One of the biggest challenges faced by amputees who use prosthetics is getting over the feeling that their prosthetic is not part of their body. It’s partly a counter-intuitive problem: of course, the prosthetic is not part of the body, but it’s essential for the user to imagine it is if they are to get the best use from it. One particular problem is that amputees can often ‘feel’ their missing limb; or at least, a distorted version of it.
Researchers at Lausanne Polytechnic University (EPFL) have experimented with sensory illusions to determine whether amputees’ nervous systems can be “tricked” into accepting the prosthetic limb. The technique relies on the axiom that “seeing is believing”.
This can itself be a reason that amputees opt out of prolonged use of prosthetics, especially of artificial hands: essentially, their own perception of the missing limb – or the sensation of it – does not match up with what they can see of the prosthesis. Part of the problem is that the phantom limb often perceived by amputees is much smaller than the actual lost limb; and as the prosthetic does not provide sensory feedback, the user can only tell it is being used correctly by watching it. The mismatch between vision and sensation can be an overwhelming stumbling block.

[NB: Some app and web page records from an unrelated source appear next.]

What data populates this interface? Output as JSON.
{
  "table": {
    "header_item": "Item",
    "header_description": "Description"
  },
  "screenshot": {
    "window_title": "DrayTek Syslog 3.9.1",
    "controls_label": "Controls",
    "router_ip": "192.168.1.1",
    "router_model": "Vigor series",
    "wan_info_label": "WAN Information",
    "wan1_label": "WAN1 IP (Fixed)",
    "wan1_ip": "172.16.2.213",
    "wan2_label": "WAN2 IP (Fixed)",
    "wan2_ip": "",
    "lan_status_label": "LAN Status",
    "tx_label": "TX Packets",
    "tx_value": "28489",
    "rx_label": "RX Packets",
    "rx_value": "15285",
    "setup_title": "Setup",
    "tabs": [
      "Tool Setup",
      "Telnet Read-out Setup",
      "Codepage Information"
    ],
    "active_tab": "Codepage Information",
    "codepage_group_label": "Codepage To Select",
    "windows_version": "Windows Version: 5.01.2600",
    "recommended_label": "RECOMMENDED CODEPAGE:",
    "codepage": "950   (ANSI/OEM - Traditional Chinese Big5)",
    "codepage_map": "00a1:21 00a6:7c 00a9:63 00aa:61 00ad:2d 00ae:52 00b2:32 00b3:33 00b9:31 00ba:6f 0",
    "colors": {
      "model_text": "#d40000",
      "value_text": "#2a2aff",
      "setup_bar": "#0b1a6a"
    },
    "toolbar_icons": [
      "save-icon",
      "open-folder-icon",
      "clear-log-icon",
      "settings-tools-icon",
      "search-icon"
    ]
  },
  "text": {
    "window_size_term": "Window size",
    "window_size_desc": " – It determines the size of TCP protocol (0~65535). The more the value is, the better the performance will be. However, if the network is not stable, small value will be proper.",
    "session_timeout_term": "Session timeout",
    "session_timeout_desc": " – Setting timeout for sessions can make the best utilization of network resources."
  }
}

The EPFL research, published in the Journal of Neurology, Neurosurgery and Psychiatry, combines physical stimulation with virtual reality. The team, from EPFL’s laboratory of cognitive neuroprosthetics in collaboration with Scuola Superiore Sant’Anna in Italy, produced an artificial tactile sensation at the tip of the index finger of the phantom limb by stimulating nerves in the remaining stump of an amputee patient, while simultaneously showing the index finger of the prosthetic limb glowing on a display in virtual reality goggles.
The experiment was only carried out on two patients, however, both of them reported feeling as though the index finger sensation was occurring in a prosthetic hand that belonged to their body. Moreover, they felt as though their phantom limb had extended into the prosthetic limb. This feeling persisted for 10 minutes after the experiment.
“The brain regularly uses its senses to evaluate what belongs to the body and what is external to the body. We showed exactly how vision and touch can be combined to trick the amputee’s brain into feeling what it sees, inducing embodiment of the prosthetic hand with an additional effect that the phantom limb grows into the prosthetic one,” explains Giulio Rognini of the Laboratory of Cognitive Neuroprosthetics. “The setup is portable and could one day be turned into a therapy to help patients embody their prosthetic limb permanently.”